By the time I heard about Jacqueline Woodson, I’d had enough gut-wrenching reading about people who looked like me, thank you very much.

So. I grabbed the book about the white girl.

Woodson’s writing stuck with me. There was something about the way she cut to the core of a narrative using the fewest words possible — but always the right words. As a budding writer myself, that was something I needed to figure out how to do.

I decided to check out the audiobook versions of “Locomotion” and “Peace, Locomotion” from the library next, knowing full well that I might be wading into arduous waters. I figured listening would make the blows to my spirit easier to take.

And there were some blows. Of course there were. It’s a pair of books — one in verse and one epistolary — written from the perspective of a black boy who, after the loss of both parents in a fire, winds up in foster care separate from his baby sister. (I teared up even typing that just now.)

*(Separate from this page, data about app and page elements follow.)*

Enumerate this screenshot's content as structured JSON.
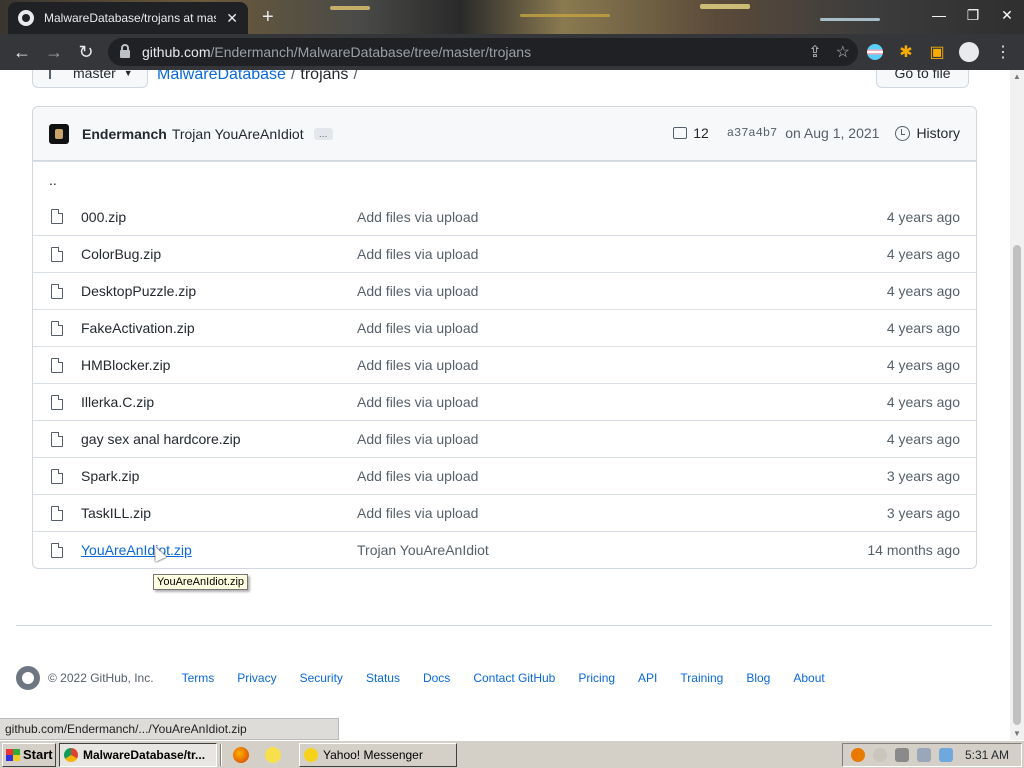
{
  "browser": {
    "tab_title": "MalwareDatabase/trojans at master",
    "tab_close": "✕",
    "new_tab": "+",
    "window_controls": [
      "—",
      "❐",
      "✕"
    ],
    "url_domain": "github.com",
    "url_path": "/Endermanch/MalwareDatabase/tree/master/trojans",
    "status_url": "github.com/Endermanch/.../YouAreAnIdiot.zip"
  },
  "repo": {
    "branch": "master",
    "repo_name": "MalwareDatabase",
    "folder": "trojans",
    "crumb_sep": "/",
    "go_to_file": "Go to file"
  },
  "commit": {
    "author": "Endermanch",
    "message": "Trojan YouAreAnIdiot",
    "ellipsis": "…",
    "comments": "12",
    "sha": "a37a4b7",
    "date": "on Aug 1, 2021",
    "history": "History"
  },
  "parent_dir": "..",
  "files": [
    {
      "name": "000.zip",
      "message": "Add files via upload",
      "age": "4 years ago"
    },
    {
      "name": "ColorBug.zip",
      "message": "Add files via upload",
      "age": "4 years ago"
    },
    {
      "name": "DesktopPuzzle.zip",
      "message": "Add files via upload",
      "age": "4 years ago"
    },
    {
      "name": "FakeActivation.zip",
      "message": "Add files via upload",
      "age": "4 years ago"
    },
    {
      "name": "HMBlocker.zip",
      "message": "Add files via upload",
      "age": "4 years ago"
    },
    {
      "name": "Illerka.C.zip",
      "message": "Add files via upload",
      "age": "4 years ago"
    },
    {
      "name": "gay sex anal hardcore.zip",
      "message": "Add files via upload",
      "age": "4 years ago"
    },
    {
      "name": "Spark.zip",
      "message": "Add files via upload",
      "age": "3 years ago"
    },
    {
      "name": "TaskILL.zip",
      "message": "Add files via upload",
      "age": "3 years ago"
    },
    {
      "name": "YouAreAnIdiot.zip",
      "message": "Trojan YouAreAnIdiot",
      "age": "14 months ago"
    }
  ],
  "tooltip": "YouAreAnIdiot.zip",
  "footer": {
    "copyright": "© 2022 GitHub, Inc.",
    "links": [
      "Terms",
      "Privacy",
      "Security",
      "Status",
      "Docs",
      "Contact GitHub",
      "Pricing",
      "API",
      "Training",
      "Blog",
      "About"
    ]
  },
  "taskbar": {
    "start": "Start",
    "tasks": [
      "MalwareDatabase/tr...",
      "Yahoo! Messenger"
    ],
    "clock": "5:31 AM"
  },
  "colors": {
    "link": "#0969da",
    "chrome_dark": "#35363a",
    "taskbar": "#d4d0c8"
  }
}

There was — is — something else, though. A thing that I have since discovered is laced through every Woodson children’s book I’ve had the pleasure of devouring: hope.

It’s true of “Beneath a Meth Moon,” and it’s true of her books about black children: “Miracle’s Boys,” “Feathers,” “If You Come Softly,” “After Tupac and D Foster,” and on and on. It’s even true of her book about herself, the (deservedly) acclaimed “Brown Girl Dreaming.” And it’s that balance of truth and hope that will keep a literary-heartbreak-hating reader like me coming back to her kid lit, as we call it, over and over again.

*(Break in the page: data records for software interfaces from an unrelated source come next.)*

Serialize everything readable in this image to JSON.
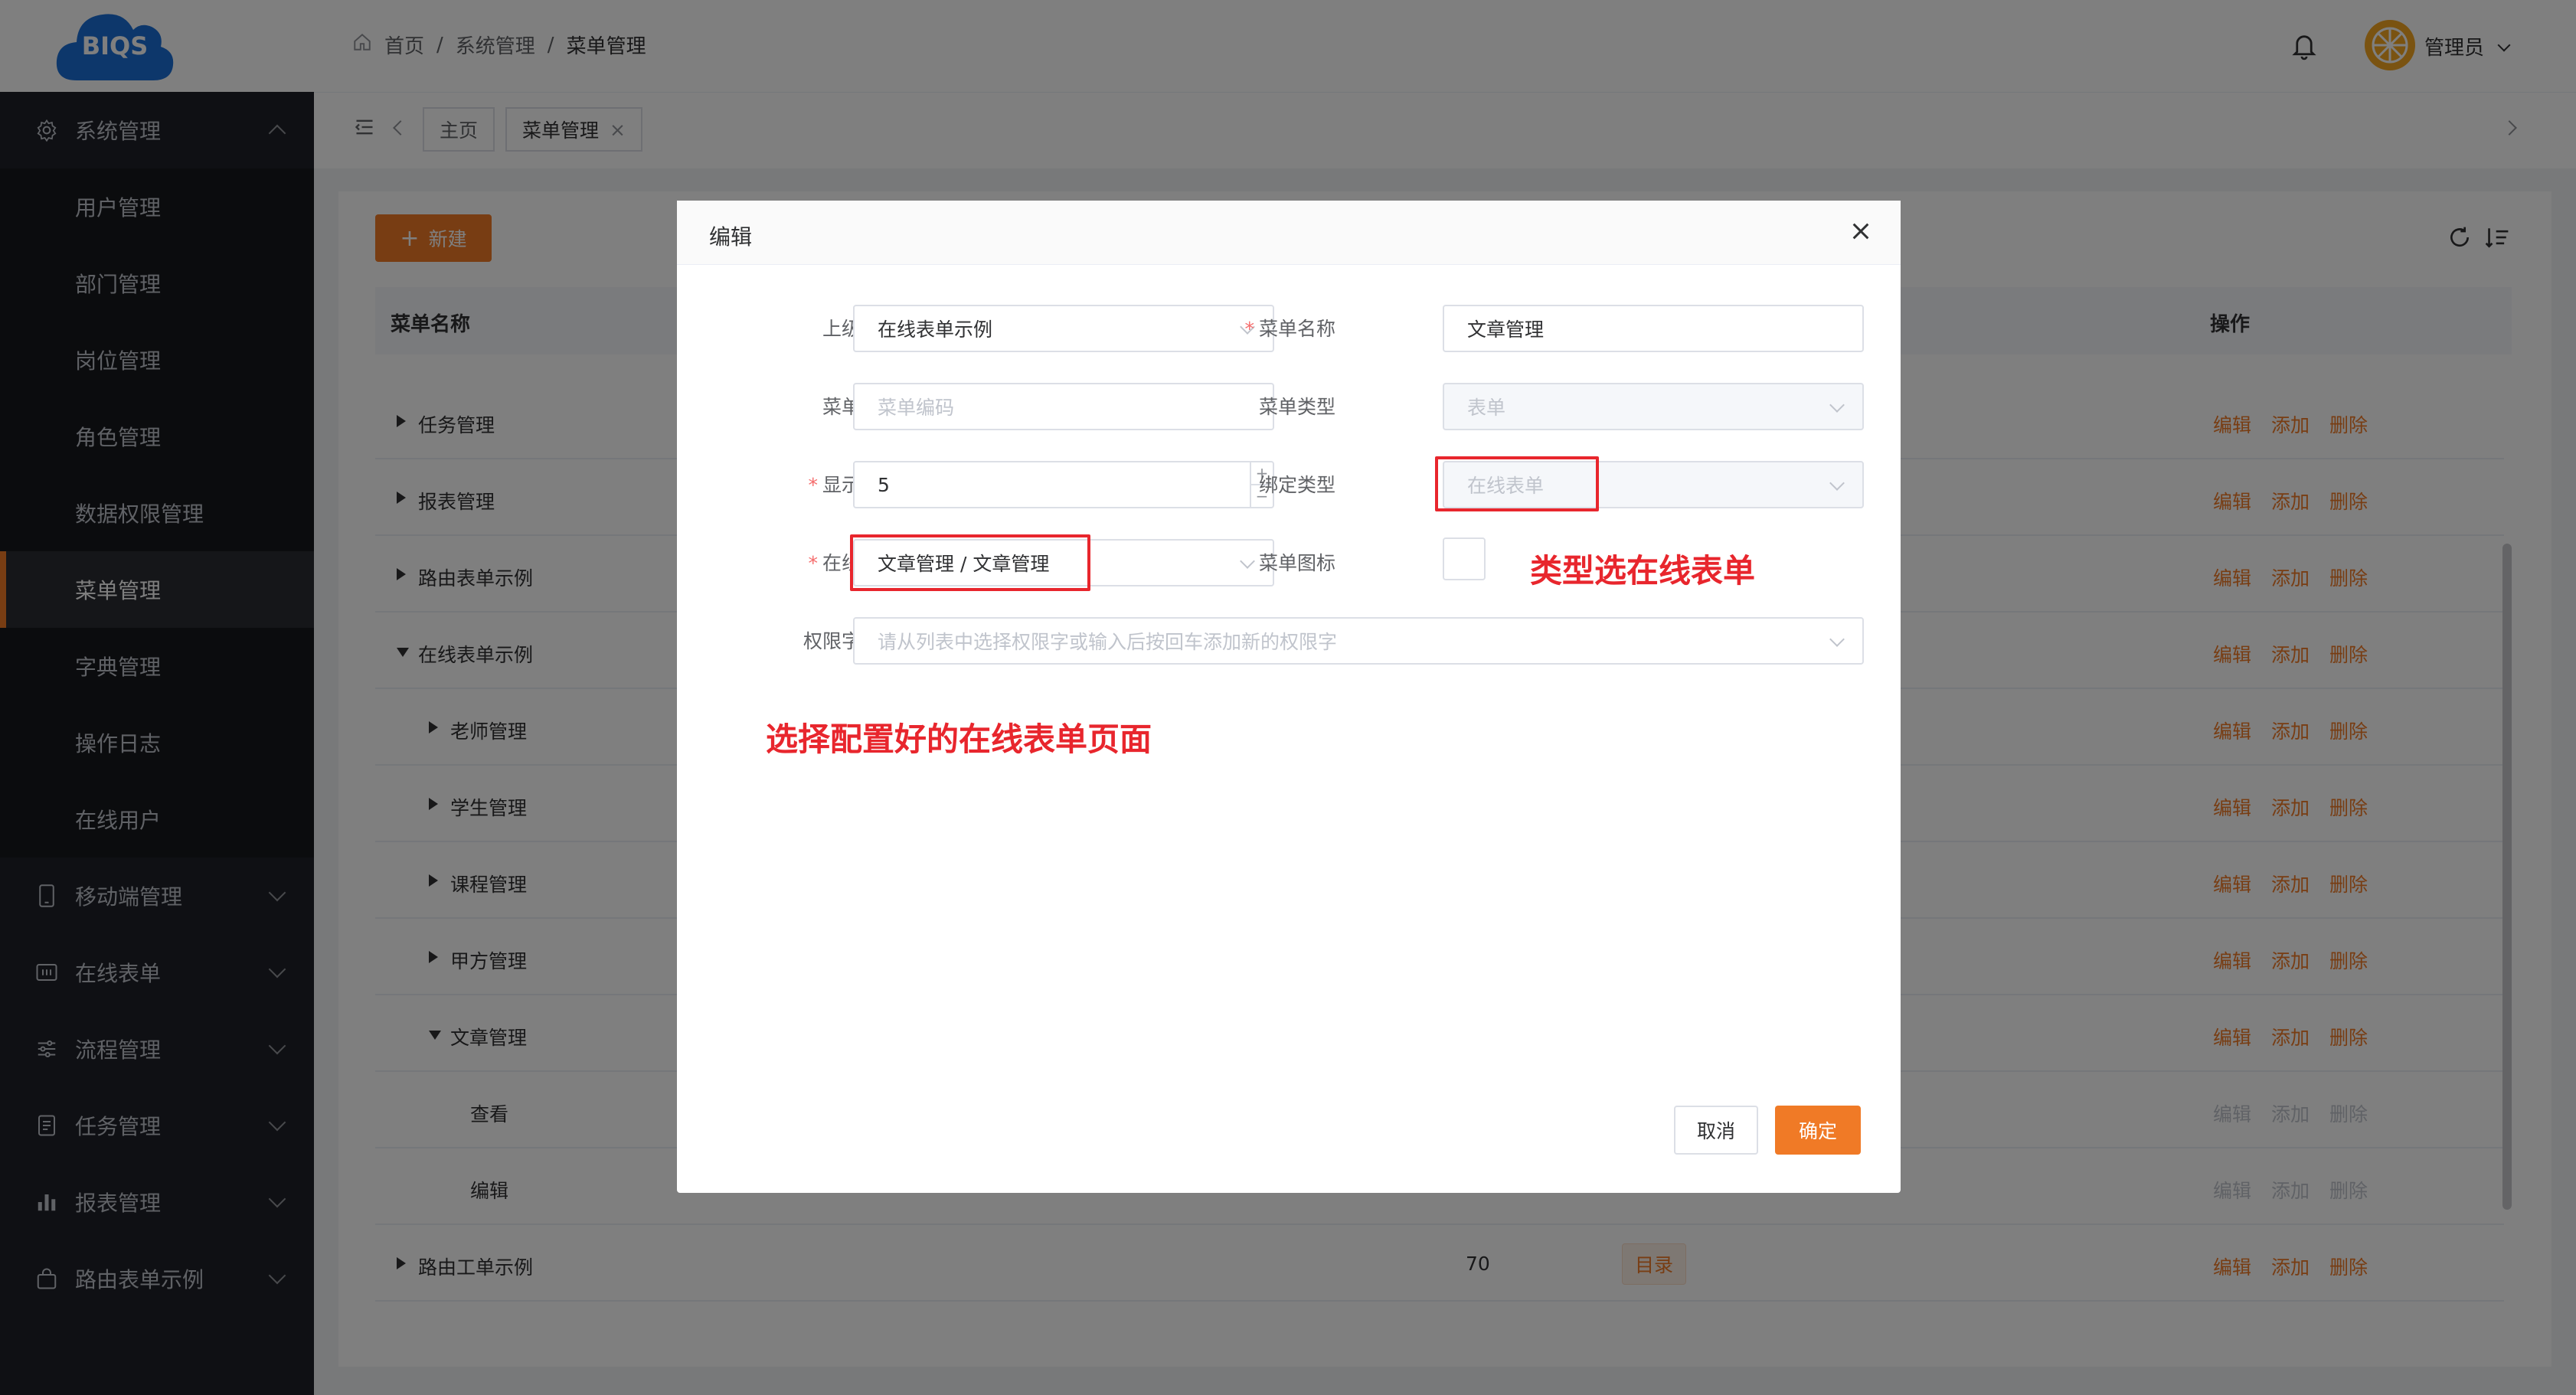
{
  "logo": {
    "text": "BIQS"
  },
  "sidebar": {
    "items": [
      {
        "label": "系统管理",
        "type": "top",
        "icon": "gear-icon",
        "expanded": true
      },
      {
        "label": "用户管理",
        "type": "sub"
      },
      {
        "label": "部门管理",
        "type": "sub"
      },
      {
        "label": "岗位管理",
        "type": "sub"
      },
      {
        "label": "角色管理",
        "type": "sub"
      },
      {
        "label": "数据权限管理",
        "type": "sub"
      },
      {
        "label": "菜单管理",
        "type": "sub",
        "active": true
      },
      {
        "label": "字典管理",
        "type": "sub"
      },
      {
        "label": "操作日志",
        "type": "sub"
      },
      {
        "label": "在线用户",
        "type": "sub"
      },
      {
        "label": "移动端管理",
        "type": "top",
        "icon": "mobile-icon"
      },
      {
        "label": "在线表单",
        "type": "top",
        "icon": "form-icon"
      },
      {
        "label": "流程管理",
        "type": "top",
        "icon": "sliders-icon"
      },
      {
        "label": "任务管理",
        "type": "top",
        "icon": "document-icon"
      },
      {
        "label": "报表管理",
        "type": "top",
        "icon": "bar-chart-icon"
      },
      {
        "label": "路由表单示例",
        "type": "top",
        "icon": "bag-icon"
      }
    ]
  },
  "header": {
    "breadcrumb": [
      "首页",
      "系统管理",
      "菜单管理"
    ],
    "user": "管理员"
  },
  "tags": [
    {
      "label": "主页"
    },
    {
      "label": "菜单管理",
      "closable": true
    }
  ],
  "toolbar": {
    "new_label": "新建"
  },
  "table": {
    "col_name": "菜单名称",
    "col_ops": "操作",
    "ops": [
      "编辑",
      "添加",
      "删除"
    ],
    "rows": [
      {
        "name": "任务管理",
        "level": 0,
        "arrow": "right"
      },
      {
        "name": "报表管理",
        "level": 0,
        "arrow": "right"
      },
      {
        "name": "路由表单示例",
        "level": 0,
        "arrow": "right"
      },
      {
        "name": "在线表单示例",
        "level": 0,
        "arrow": "down"
      },
      {
        "name": "老师管理",
        "level": 1,
        "arrow": "right"
      },
      {
        "name": "学生管理",
        "level": 1,
        "arrow": "right"
      },
      {
        "name": "课程管理",
        "level": 1,
        "arrow": "right"
      },
      {
        "name": "甲方管理",
        "level": 1,
        "arrow": "right"
      },
      {
        "name": "文章管理",
        "level": 1,
        "arrow": "down"
      },
      {
        "name": "查看",
        "level": 2,
        "arrow": "none",
        "dim": true
      },
      {
        "name": "编辑",
        "level": 2,
        "arrow": "none",
        "dim": true
      },
      {
        "name": "路由工单示例",
        "level": 0,
        "arrow": "right",
        "order": "70",
        "type_badge": "目录"
      }
    ]
  },
  "dialog": {
    "title": "编辑",
    "parent_menu_label": "上级菜单",
    "parent_menu_value": "在线表单示例",
    "menu_name_label": "菜单名称",
    "menu_name_value": "文章管理",
    "menu_code_label": "菜单编码",
    "menu_code_placeholder": "菜单编码",
    "menu_type_label": "菜单类型",
    "menu_type_value": "表单",
    "display_order_label": "显示顺序",
    "display_order_value": "5",
    "bind_type_label": "绑定类型",
    "bind_type_value": "在线表单",
    "online_form_label": "在线表单",
    "online_form_value": "文章管理 / 文章管理",
    "menu_icon_label": "菜单图标",
    "perm_label": "权限字列表",
    "perm_placeholder": "请从列表中选择权限字或输入后按回车添加新的权限字",
    "cancel_label": "取消",
    "ok_label": "确定",
    "stepper_plus": "+",
    "stepper_minus": "−"
  },
  "annotations": {
    "bind_note": "类型选在线表单",
    "form_note": "选择配置好的在线表单页面"
  },
  "colors": {
    "accent": "#f07a26",
    "sidebar_bg": "#1f2128",
    "annotation": "#e8262d"
  }
}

But what of Woodson’s adult fiction? It could be said that books written for children have to be hopeful; otherwise, no one would buy them. Is the veritable queen of kid lit — Woodson is the National Ambassador for Young People’s Literature, after all — able to bring that same balance of veracity and optimism to her fiction for grown-ups?

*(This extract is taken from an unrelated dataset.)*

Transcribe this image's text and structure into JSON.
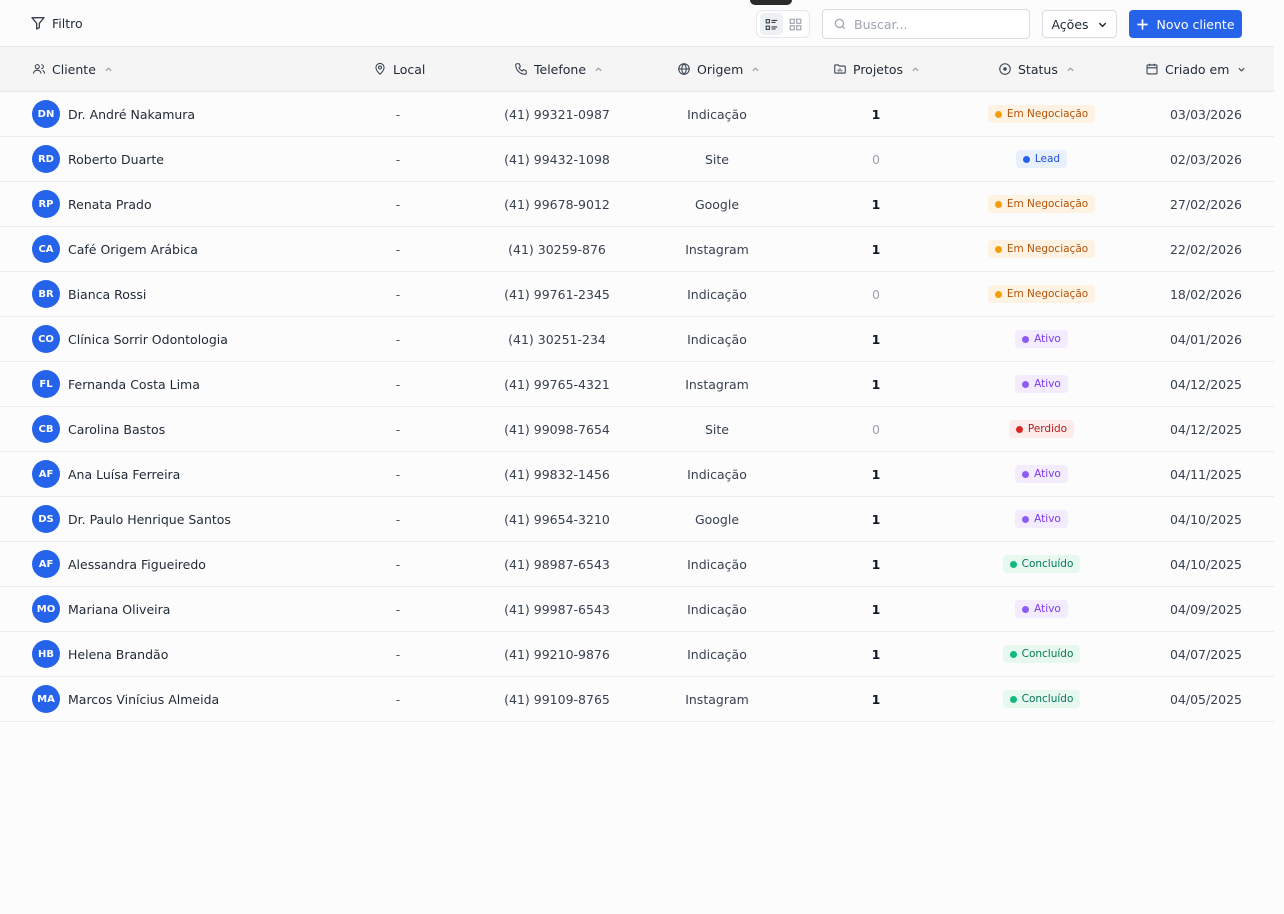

In fact, “Red at the Bone,” Woodson’s second work of adult fiction in three years, does much more than perfectly balance truth with hope. The multi-point-of-view, time-hopping saga traces the effects of race, religion, sexuality and class through three generations of a black family in Brooklyn, beginning with the youngest member, Melody, as she prepares for the coming-of-age ceremony that exists in the narrative as an opening, a bridge and a coda. It is through this ceremony that we learn of Melody’s strained relationship with her mother — whom she calls by her first name, Iris — and her mother’s strained relationship with her own parents and with Melody’s father. We see the consequences of self-sacrifice for the happiness of another and the inevitable fallout that permeates the relationships of a woman who chooses herself and a future of her own making over the one that’s expected of her.

We see that love is enough — until it isn’t. The power of hurt both inflicted and received, hidden and exposed, unintentional and fully known. We see life, and we see death — of feelings, of people, of hopes and dreams. Things lost and things found. A shoving apart and a coming together.

But what’s more than all that, “Red at the Bone” showed me something I didn’t realize I needed in a book: home.

Because throughout their trials, tribulations and triumphs, the people in this book were my people. This family, my family. Their ups, their downs, their pains, their pleasures, I have known them like I know my own skin.

Their history is my history.

“Red at the Bone” is a narrative steeped in truth — and, yes, it’s painful. But it’s also one of healing and hope.

Thank you, Ms. Woodson, for leading me home.

Nic Stone is the author of several books for young readers, including “Odd One Out” and “Dear Martin.”

At 7 p.m. on Thursday, Sept. 19, Jacqueline Woodson will be in conversation with Lynn Neary at Politics and Prose, 5015 Connecticut Ave. NW, Washington, DC.


By Jacqueline Woodson

Riverhead. 196 pp. $26